The International Bar Association recently approved and released the IBA Guidelines on Party Representation in International Arbitration.  The release of these guidelines, which are expected to be widely applied, is an important development in international arbitration, including international procurement and construction disputes. 

The guidelines are intended to create more uniformity in conduct among counsel who otherwise have varying ethical obligations and ensure that all counsel act with integrity and honesty, and avoid any tactic aimed at obstructing the arbitration process. The Guidelines are aimed at preserving the integrity and fairness of the arbitration by leveling the playing field and increasing the transparency and predictability of the proceedings.

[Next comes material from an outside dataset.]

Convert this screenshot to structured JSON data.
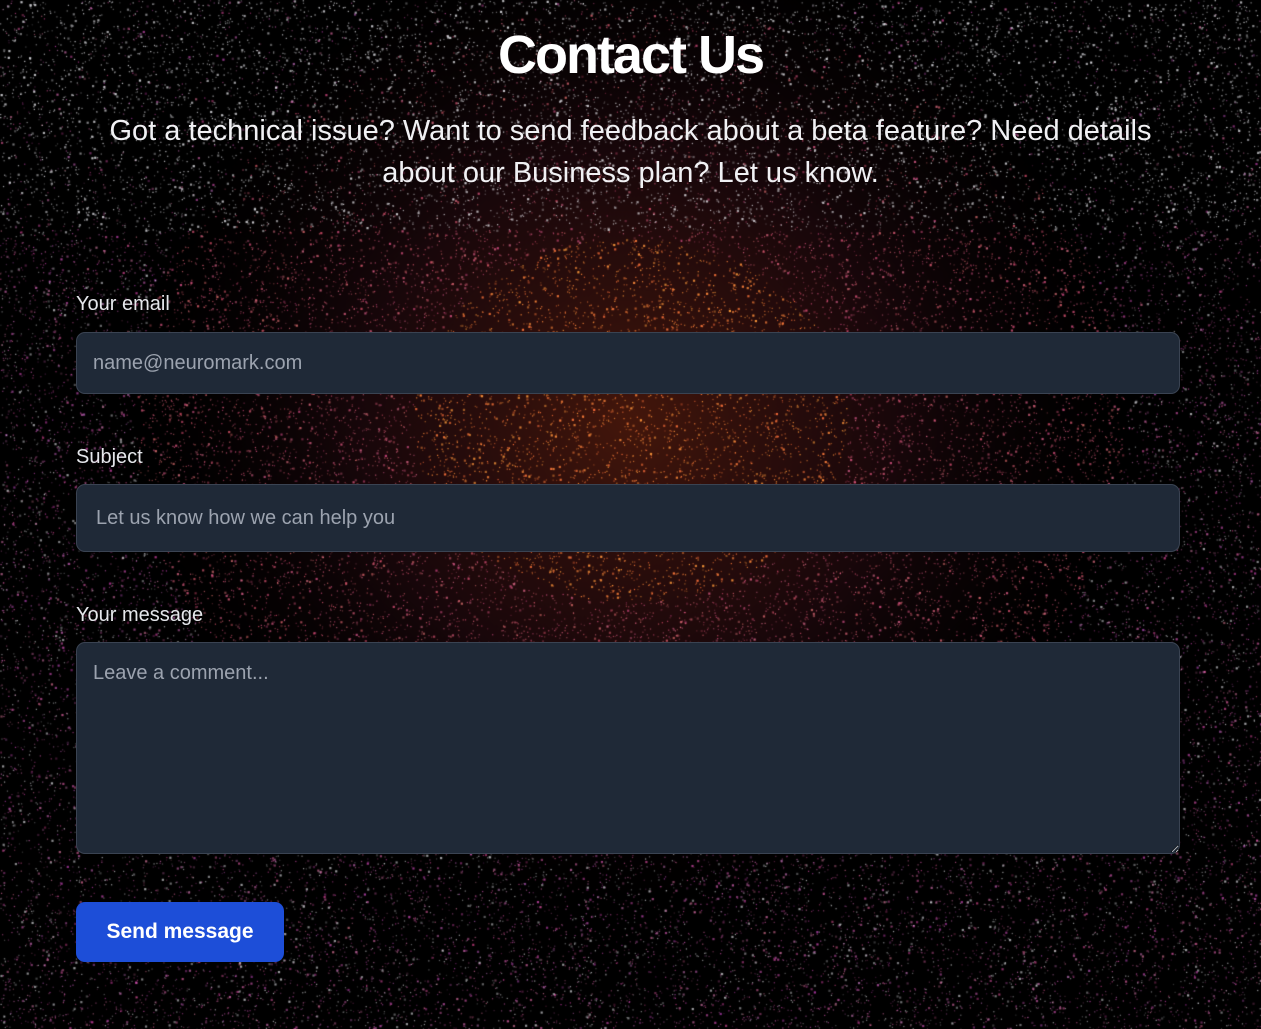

The guidelines may be adopted by the parties or used as guidance by the arbitrators and do not to displace any mandatory law or individual counsel ethical obligation imposed by any jurisdiction. Further, the guidelines do not vest arbitral tribunals with powers otherwise reserved to bars or other professional bodies. 

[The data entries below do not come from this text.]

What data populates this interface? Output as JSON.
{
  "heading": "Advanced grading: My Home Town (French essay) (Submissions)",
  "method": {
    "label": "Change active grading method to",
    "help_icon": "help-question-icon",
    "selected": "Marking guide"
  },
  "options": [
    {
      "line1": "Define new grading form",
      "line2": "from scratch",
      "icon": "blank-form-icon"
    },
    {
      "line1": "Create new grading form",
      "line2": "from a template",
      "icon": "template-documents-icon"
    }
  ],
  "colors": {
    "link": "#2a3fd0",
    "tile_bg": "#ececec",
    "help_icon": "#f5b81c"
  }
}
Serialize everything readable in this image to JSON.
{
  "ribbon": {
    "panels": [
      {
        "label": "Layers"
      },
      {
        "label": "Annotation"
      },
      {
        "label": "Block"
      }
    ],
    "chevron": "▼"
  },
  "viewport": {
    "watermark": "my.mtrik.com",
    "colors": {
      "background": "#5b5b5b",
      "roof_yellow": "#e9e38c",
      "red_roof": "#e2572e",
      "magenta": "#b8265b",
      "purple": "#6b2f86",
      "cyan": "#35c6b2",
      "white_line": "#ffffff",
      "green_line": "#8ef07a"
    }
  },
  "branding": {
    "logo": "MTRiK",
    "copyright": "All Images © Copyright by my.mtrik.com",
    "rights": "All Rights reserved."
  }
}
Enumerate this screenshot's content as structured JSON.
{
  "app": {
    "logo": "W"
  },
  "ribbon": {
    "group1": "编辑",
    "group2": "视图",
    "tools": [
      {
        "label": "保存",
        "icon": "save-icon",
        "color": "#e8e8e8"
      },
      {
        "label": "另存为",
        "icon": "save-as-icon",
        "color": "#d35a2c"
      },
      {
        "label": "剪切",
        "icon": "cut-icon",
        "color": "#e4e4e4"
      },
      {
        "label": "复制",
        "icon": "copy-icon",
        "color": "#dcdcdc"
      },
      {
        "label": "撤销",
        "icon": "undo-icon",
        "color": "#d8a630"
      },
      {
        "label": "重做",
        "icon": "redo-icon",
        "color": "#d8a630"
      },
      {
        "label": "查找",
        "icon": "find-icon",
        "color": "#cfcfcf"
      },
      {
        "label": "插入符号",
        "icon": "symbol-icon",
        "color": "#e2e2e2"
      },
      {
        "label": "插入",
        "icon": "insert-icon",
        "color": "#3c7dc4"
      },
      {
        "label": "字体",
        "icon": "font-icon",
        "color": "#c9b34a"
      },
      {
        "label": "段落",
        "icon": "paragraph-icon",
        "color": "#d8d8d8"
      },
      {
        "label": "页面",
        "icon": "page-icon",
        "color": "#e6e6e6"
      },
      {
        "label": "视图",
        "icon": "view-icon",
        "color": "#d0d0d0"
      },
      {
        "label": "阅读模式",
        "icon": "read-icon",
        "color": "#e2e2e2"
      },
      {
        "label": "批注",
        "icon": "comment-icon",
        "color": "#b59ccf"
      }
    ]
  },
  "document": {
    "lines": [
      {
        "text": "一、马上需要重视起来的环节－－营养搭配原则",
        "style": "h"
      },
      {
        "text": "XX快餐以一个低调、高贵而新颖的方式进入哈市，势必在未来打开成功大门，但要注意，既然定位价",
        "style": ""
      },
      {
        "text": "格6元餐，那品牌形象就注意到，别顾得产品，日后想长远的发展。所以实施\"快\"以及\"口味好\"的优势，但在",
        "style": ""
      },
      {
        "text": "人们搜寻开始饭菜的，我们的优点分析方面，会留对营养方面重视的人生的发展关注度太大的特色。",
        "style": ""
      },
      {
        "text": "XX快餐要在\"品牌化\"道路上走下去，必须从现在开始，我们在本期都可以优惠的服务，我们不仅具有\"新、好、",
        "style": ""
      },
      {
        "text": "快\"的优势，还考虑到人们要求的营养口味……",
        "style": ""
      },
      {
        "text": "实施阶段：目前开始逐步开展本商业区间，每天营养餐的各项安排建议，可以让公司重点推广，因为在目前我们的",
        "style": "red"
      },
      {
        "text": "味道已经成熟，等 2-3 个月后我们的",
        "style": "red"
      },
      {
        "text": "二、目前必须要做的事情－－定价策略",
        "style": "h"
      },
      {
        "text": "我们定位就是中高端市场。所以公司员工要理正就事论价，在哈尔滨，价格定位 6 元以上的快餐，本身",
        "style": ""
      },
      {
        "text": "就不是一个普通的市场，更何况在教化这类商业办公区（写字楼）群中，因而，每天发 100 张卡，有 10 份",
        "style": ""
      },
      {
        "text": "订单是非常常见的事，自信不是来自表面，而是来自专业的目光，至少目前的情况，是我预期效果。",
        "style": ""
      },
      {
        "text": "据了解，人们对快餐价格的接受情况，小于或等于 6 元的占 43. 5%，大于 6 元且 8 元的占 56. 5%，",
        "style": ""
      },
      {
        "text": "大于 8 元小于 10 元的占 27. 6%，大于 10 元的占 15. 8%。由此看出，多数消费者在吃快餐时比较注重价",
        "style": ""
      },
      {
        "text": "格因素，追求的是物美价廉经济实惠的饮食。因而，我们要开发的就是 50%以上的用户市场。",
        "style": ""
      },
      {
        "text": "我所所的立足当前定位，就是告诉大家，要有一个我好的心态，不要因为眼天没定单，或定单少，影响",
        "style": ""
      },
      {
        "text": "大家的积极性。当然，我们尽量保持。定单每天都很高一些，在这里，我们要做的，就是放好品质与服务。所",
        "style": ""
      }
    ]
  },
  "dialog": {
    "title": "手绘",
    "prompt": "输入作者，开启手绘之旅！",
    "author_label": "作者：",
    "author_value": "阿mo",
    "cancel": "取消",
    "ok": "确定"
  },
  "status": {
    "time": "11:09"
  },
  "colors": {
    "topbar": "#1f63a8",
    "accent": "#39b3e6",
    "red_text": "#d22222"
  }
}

The Guidelines are the work product of a widely representative Task Force that was constituted in 2008. The IBA Task Force conducted a survey in 2010, which showed strong support for the development of guidelines for party representation. After two more years of work, the Task Force proposed a draft set of proposed Guidelines, which was submitted to a consultation process amongst arbitration institutions and practitioners. An amended version of the Guidelines was later circulated to all members of the Arbitration Committee for consideration.

The Guidelines address a limited number of questions relevant to the conduct of the arbitration proceedings, including the extent to which it is permissible for counsel to have ex parte contacts with the arbitrators, the duty of candour of counsel in its submissions to the arbitral tribunal and the presentation of witness and expert evidence, the duty of counsel to cooperate in good faith in the process of document production, the role of counsel in preparing witness and expert testimony, as well as the remedies available to the arbitral tribunal in case of misconduct.

A copy of the guidelines is available at